*** Study material ***

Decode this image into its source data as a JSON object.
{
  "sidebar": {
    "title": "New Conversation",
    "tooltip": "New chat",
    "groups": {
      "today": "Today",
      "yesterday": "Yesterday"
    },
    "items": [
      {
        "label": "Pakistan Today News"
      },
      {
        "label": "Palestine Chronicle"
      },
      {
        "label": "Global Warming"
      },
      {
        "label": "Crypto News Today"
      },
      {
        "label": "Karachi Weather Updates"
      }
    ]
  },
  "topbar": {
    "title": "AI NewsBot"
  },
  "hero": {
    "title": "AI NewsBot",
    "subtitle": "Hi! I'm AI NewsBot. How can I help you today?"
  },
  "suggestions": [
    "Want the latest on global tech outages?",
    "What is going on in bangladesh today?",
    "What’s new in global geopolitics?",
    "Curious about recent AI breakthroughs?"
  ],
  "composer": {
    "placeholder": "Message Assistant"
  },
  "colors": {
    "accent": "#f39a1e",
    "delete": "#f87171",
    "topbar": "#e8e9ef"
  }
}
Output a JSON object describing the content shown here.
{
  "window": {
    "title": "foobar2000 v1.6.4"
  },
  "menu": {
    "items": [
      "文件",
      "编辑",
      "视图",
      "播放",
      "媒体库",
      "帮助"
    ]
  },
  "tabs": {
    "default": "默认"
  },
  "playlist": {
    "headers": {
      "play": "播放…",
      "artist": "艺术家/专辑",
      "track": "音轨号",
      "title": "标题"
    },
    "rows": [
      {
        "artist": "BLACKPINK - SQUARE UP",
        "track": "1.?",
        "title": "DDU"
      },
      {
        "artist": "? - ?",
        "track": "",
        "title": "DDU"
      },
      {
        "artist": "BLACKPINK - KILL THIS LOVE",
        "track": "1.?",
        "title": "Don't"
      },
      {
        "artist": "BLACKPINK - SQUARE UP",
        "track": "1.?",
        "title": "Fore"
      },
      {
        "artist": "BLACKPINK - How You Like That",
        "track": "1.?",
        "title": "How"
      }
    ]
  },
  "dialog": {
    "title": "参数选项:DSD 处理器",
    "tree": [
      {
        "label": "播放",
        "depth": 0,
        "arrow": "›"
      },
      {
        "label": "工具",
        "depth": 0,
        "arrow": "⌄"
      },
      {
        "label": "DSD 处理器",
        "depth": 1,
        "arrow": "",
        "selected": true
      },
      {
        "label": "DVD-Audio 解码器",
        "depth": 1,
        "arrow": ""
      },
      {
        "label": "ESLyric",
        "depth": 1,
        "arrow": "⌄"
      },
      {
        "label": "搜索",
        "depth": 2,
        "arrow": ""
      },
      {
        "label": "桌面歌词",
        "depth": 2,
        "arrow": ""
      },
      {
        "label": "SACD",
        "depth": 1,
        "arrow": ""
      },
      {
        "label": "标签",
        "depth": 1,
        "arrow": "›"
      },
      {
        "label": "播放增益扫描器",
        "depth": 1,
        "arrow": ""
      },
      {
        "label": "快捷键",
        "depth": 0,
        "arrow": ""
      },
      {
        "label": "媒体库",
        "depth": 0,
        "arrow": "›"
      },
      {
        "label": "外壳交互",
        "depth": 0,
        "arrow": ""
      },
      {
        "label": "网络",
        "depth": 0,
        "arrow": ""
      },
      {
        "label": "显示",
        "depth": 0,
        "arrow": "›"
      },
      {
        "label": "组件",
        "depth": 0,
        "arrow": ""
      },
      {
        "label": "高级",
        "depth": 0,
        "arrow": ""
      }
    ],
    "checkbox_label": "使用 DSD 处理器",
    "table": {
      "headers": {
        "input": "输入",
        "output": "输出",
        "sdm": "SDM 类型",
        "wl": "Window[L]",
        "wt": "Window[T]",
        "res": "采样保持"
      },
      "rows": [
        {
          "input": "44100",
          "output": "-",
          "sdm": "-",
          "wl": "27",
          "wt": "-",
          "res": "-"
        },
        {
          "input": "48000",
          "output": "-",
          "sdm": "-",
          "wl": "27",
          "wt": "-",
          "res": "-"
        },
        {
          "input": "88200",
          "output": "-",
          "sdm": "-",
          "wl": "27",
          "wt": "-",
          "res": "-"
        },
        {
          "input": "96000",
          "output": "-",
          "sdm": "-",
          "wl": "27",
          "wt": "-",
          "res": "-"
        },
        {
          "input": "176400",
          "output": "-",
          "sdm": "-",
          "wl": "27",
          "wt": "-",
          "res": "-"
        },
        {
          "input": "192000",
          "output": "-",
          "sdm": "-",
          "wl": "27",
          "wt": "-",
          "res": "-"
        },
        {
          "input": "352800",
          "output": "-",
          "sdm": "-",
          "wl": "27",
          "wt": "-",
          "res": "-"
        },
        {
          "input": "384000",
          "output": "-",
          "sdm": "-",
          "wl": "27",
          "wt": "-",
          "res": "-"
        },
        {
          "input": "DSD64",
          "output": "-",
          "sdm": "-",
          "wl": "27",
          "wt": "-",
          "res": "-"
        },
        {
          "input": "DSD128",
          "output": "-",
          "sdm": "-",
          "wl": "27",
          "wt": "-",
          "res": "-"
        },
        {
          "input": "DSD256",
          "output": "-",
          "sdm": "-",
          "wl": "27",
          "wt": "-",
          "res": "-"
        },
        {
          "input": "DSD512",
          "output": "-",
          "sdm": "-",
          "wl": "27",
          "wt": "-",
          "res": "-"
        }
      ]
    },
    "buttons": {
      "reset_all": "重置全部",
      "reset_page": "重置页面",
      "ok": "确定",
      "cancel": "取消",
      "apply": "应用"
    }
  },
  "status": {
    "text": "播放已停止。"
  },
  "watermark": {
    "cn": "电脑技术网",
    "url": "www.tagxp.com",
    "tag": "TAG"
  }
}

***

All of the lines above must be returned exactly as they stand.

> **Response area**
Decode this image into its source data as a JSON object.
{
  "sidebar": {
    "title": "New Conversation",
    "tooltip": "New chat",
    "groups": {
      "today": "Today",
      "yesterday": "Yesterday"
    },
    "items": [
      {
        "label": "Pakistan Today News"
      },
      {
        "label": "Palestine Chronicle"
      },
      {
        "label": "Global Warming"
      },
      {
        "label": "Crypto News Today"
      },
      {
        "label": "Karachi Weather Updates"
      }
    ]
  },
  "topbar": {
    "title": "AI NewsBot"
  },
  "hero": {
    "title": "AI NewsBot",
    "subtitle": "Hi! I'm AI NewsBot. How can I help you today?"
  },
  "suggestions": [
    "Want the latest on global tech outages?",
    "What is going on in bangladesh today?",
    "What’s new in global geopolitics?",
    "Curious about recent AI breakthroughs?"
  ],
  "composer": {
    "placeholder": "Message Assistant"
  },
  "colors": {
    "accent": "#f39a1e",
    "delete": "#f87171",
    "topbar": "#e8e9ef"
  }
}
Output a JSON object describing the content shown here.
{
  "window": {
    "title": "foobar2000 v1.6.4"
  },
  "menu": {
    "items": [
      "文件",
      "编辑",
      "视图",
      "播放",
      "媒体库",
      "帮助"
    ]
  },
  "tabs": {
    "default": "默认"
  },
  "playlist": {
    "headers": {
      "play": "播放…",
      "artist": "艺术家/专辑",
      "track": "音轨号",
      "title": "标题"
    },
    "rows": [
      {
        "artist": "BLACKPINK - SQUARE UP",
        "track": "1.?",
        "title": "DDU"
      },
      {
        "artist": "? - ?",
        "track": "",
        "title": "DDU"
      },
      {
        "artist": "BLACKPINK - KILL THIS LOVE",
        "track": "1.?",
        "title": "Don't"
      },
      {
        "artist": "BLACKPINK - SQUARE UP",
        "track": "1.?",
        "title": "Fore"
      },
      {
        "artist": "BLACKPINK - How You Like That",
        "track": "1.?",
        "title": "How"
      }
    ]
  },
  "dialog": {
    "title": "参数选项:DSD 处理器",
    "tree": [
      {
        "label": "播放",
        "depth": 0,
        "arrow": "›"
      },
      {
        "label": "工具",
        "depth": 0,
        "arrow": "⌄"
      },
      {
        "label": "DSD 处理器",
        "depth": 1,
        "arrow": "",
        "selected": true
      },
      {
        "label": "DVD-Audio 解码器",
        "depth": 1,
        "arrow": ""
      },
      {
        "label": "ESLyric",
        "depth": 1,
        "arrow": "⌄"
      },
      {
        "label": "搜索",
        "depth": 2,
        "arrow": ""
      },
      {
        "label": "桌面歌词",
        "depth": 2,
        "arrow": ""
      },
      {
        "label": "SACD",
        "depth": 1,
        "arrow": ""
      },
      {
        "label": "标签",
        "depth": 1,
        "arrow": "›"
      },
      {
        "label": "播放增益扫描器",
        "depth": 1,
        "arrow": ""
      },
      {
        "label": "快捷键",
        "depth": 0,
        "arrow": ""
      },
      {
        "label": "媒体库",
        "depth": 0,
        "arrow": "›"
      },
      {
        "label": "外壳交互",
        "depth": 0,
        "arrow": ""
      },
      {
        "label": "网络",
        "depth": 0,
        "arrow": ""
      },
      {
        "label": "显示",
        "depth": 0,
        "arrow": "›"
      },
      {
        "label": "组件",
        "depth": 0,
        "arrow": ""
      },
      {
        "label": "高级",
        "depth": 0,
        "arrow": ""
      }
    ],
    "checkbox_label": "使用 DSD 处理器",
    "table": {
      "headers": {
        "input": "输入",
        "output": "输出",
        "sdm": "SDM 类型",
        "wl": "Window[L]",
        "wt": "Window[T]",
        "res": "采样保持"
      },
      "rows": [
        {
          "input": "44100",
          "output": "-",
          "sdm": "-",
          "wl": "27",
          "wt": "-",
          "res": "-"
        },
        {
          "input": "48000",
          "output": "-",
          "sdm": "-",
          "wl": "27",
          "wt": "-",
          "res": "-"
        },
        {
          "input": "88200",
          "output": "-",
          "sdm": "-",
          "wl": "27",
          "wt": "-",
          "res": "-"
        },
        {
          "input": "96000",
          "output": "-",
          "sdm": "-",
          "wl": "27",
          "wt": "-",
          "res": "-"
        },
        {
          "input": "176400",
          "output": "-",
          "sdm": "-",
          "wl": "27",
          "wt": "-",
          "res": "-"
        },
        {
          "input": "192000",
          "output": "-",
          "sdm": "-",
          "wl": "27",
          "wt": "-",
          "res": "-"
        },
        {
          "input": "352800",
          "output": "-",
          "sdm": "-",
          "wl": "27",
          "wt": "-",
          "res": "-"
        },
        {
          "input": "384000",
          "output": "-",
          "sdm": "-",
          "wl": "27",
          "wt": "-",
          "res": "-"
        },
        {
          "input": "DSD64",
          "output": "-",
          "sdm": "-",
          "wl": "27",
          "wt": "-",
          "res": "-"
        },
        {
          "input": "DSD128",
          "output": "-",
          "sdm": "-",
          "wl": "27",
          "wt": "-",
          "res": "-"
        },
        {
          "input": "DSD256",
          "output": "-",
          "sdm": "-",
          "wl": "27",
          "wt": "-",
          "res": "-"
        },
        {
          "input": "DSD512",
          "output": "-",
          "sdm": "-",
          "wl": "27",
          "wt": "-",
          "res": "-"
        }
      ]
    },
    "buttons": {
      "reset_all": "重置全部",
      "reset_page": "重置页面",
      "ok": "确定",
      "cancel": "取消",
      "apply": "应用"
    }
  },
  "status": {
    "text": "播放已停止。"
  },
  "watermark": {
    "cn": "电脑技术网",
    "url": "www.tagxp.com",
    "tag": "TAG"
  }
}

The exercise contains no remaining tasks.